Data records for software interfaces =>
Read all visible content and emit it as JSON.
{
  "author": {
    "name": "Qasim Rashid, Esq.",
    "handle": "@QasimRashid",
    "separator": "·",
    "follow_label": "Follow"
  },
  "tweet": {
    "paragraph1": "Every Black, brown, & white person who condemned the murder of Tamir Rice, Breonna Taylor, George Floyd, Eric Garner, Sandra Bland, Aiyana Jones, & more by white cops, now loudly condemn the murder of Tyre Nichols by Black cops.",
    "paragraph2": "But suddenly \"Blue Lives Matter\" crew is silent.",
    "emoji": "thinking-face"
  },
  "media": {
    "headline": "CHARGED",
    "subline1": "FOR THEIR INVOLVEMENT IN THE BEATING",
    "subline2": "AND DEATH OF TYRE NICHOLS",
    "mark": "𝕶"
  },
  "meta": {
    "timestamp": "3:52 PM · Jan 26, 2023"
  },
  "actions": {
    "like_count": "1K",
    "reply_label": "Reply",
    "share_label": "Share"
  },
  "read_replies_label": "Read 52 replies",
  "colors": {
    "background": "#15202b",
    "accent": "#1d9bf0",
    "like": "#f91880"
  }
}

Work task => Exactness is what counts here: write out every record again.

Your solution =>
Read all visible content and emit it as JSON.
{
  "author": {
    "name": "Qasim Rashid, Esq.",
    "handle": "@QasimRashid",
    "separator": "·",
    "follow_label": "Follow"
  },
  "tweet": {
    "paragraph1": "Every Black, brown, & white person who condemned the murder of Tamir Rice, Breonna Taylor, George Floyd, Eric Garner, Sandra Bland, Aiyana Jones, & more by white cops, now loudly condemn the murder of Tyre Nichols by Black cops.",
    "paragraph2": "But suddenly \"Blue Lives Matter\" crew is silent.",
    "emoji": "thinking-face"
  },
  "media": {
    "headline": "CHARGED",
    "subline1": "FOR THEIR INVOLVEMENT IN THE BEATING",
    "subline2": "AND DEATH OF TYRE NICHOLS",
    "mark": "𝕶"
  },
  "meta": {
    "timestamp": "3:52 PM · Jan 26, 2023"
  },
  "actions": {
    "like_count": "1K",
    "reply_label": "Reply",
    "share_label": "Share"
  },
  "read_replies_label": "Read 52 replies",
  "colors": {
    "background": "#15202b",
    "accent": "#1d9bf0",
    "like": "#f91880"
  }
}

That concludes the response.